While the story had died down in the months following November's back-and-forth between Beasley and Musk, the Twitter thread has been suddenly revived by people commenting on whether Musk could have used the $44 billion he offered to buy the social media platform for the greater good instead.

"Remember like two weeks ago when Elon was like "tell me how to end world hunger and I'll do it" and then he bought twitter for $44 billion instead," wrote one Twitter user.

"Why didnt you invest the money into solving world hunger?????????," wrote another Twitter user directly addressing Musk.

"To be honest just solving some world hunger would be a start. Imagine having that much money and doing f' all but buying Twitter shares. I despair," wrote another.

But others have defended Musk, saying the debate around him helping to solve world hunger misled people from holding accountable politicians and the government for the roles they play in helping people struggling to access food.

The whole discussion around what Musk could have done with the money he spent on Twitter revolves around how high the sum is. But while the bid to buy Twitter is certainly a staggering amount of money for most people, it's relatively not that much for the richest man in the world, whose net worth is estimated at $289 billion, according to Bloomberg.

But it's not surprising that Musk's takeover of Twitter got people talking.

The graphic below, provided by Statista, shows that the bid to buy Twitter was one of the largest buyouts in history.

Statista Twitter
A list of the biggest leveraged buyouts in history. Musk's bid to buy Twitter is the second-largest of all time. Statista/Newsweek

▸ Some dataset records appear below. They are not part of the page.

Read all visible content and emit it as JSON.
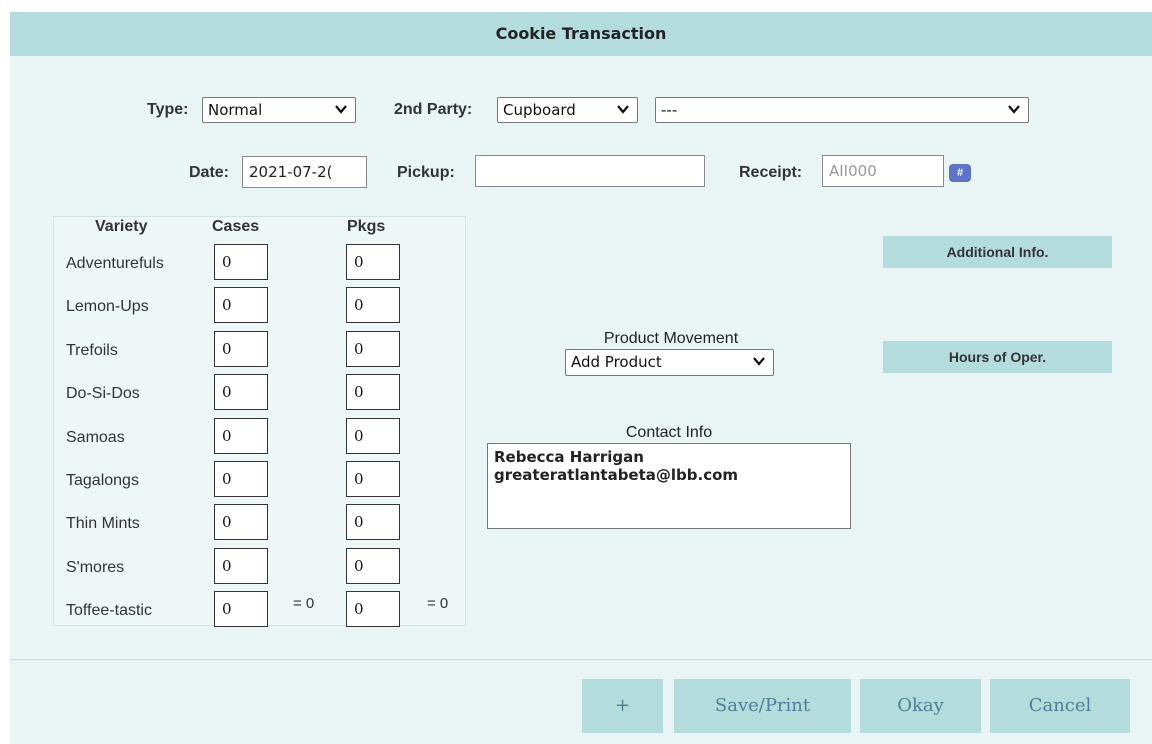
{
  "dialog": {
    "title": "Cookie Transaction"
  },
  "form": {
    "type_label": "Type:",
    "type_value": "Normal",
    "second_party_label": "2nd Party:",
    "second_party_value": "Cupboard",
    "party_detail_value": "---",
    "date_label": "Date:",
    "date_value": "2021-07-2(",
    "pickup_label": "Pickup:",
    "pickup_value": "",
    "receipt_label": "Receipt:",
    "receipt_placeholder": "AII000",
    "receipt_button_label": "#"
  },
  "varieties": {
    "headers": {
      "variety": "Variety",
      "cases": "Cases",
      "pkgs": "Pkgs"
    },
    "rows": [
      {
        "name": "Adventurefuls",
        "cases": "0",
        "pkgs": "0"
      },
      {
        "name": "Lemon-Ups",
        "cases": "0",
        "pkgs": "0"
      },
      {
        "name": "Trefoils",
        "cases": "0",
        "pkgs": "0"
      },
      {
        "name": "Do-Si-Dos",
        "cases": "0",
        "pkgs": "0"
      },
      {
        "name": "Samoas",
        "cases": "0",
        "pkgs": "0"
      },
      {
        "name": "Tagalongs",
        "cases": "0",
        "pkgs": "0"
      },
      {
        "name": "Thin Mints",
        "cases": "0",
        "pkgs": "0"
      },
      {
        "name": "S'mores",
        "cases": "0",
        "pkgs": "0"
      },
      {
        "name": "Toffee-tastic",
        "cases": "0",
        "pkgs": "0"
      }
    ],
    "cases_total": "= 0",
    "pkgs_total": "= 0"
  },
  "product_movement": {
    "label": "Product Movement",
    "value": "Add Product"
  },
  "contact": {
    "label": "Contact Info",
    "name": "Rebecca Harrigan",
    "email": "greateratlantabeta@lbb.com"
  },
  "side_buttons": {
    "additional_info": "Additional Info.",
    "hours": "Hours of Oper."
  },
  "footer": {
    "plus": "+",
    "save_print": "Save/Print",
    "okay": "Okay",
    "cancel": "Cancel"
  },
  "colors": {
    "accent": "#b4dcdc",
    "dialog_bg": "#e9f4f5",
    "footer_text": "#4d7d99",
    "hash_button": "#5c74c8"
  }
}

According to an SEC filing, Musk was one of the most generous philanthropists of 2021, second only to Bill Gates and Melinda French Gates.

The financial aspect of acquiring Twitter has appeared to be of minimal interest for Musk in his pursuit of the company. Musk said he hasn't purchased Twitter for the profits he could obtain from the platform, declaring, "I don't care about the economics at all."

Whether he could have used the same amount of money to fund charitable initiatives instead of buying Twitter, is set to remain the object of debate on the internet.

Newsweek reached out to Elon Musk via Tesla for comment.

Update 4/26/22, 9:30 a.m. ET. This article was updated with a graph from Statista.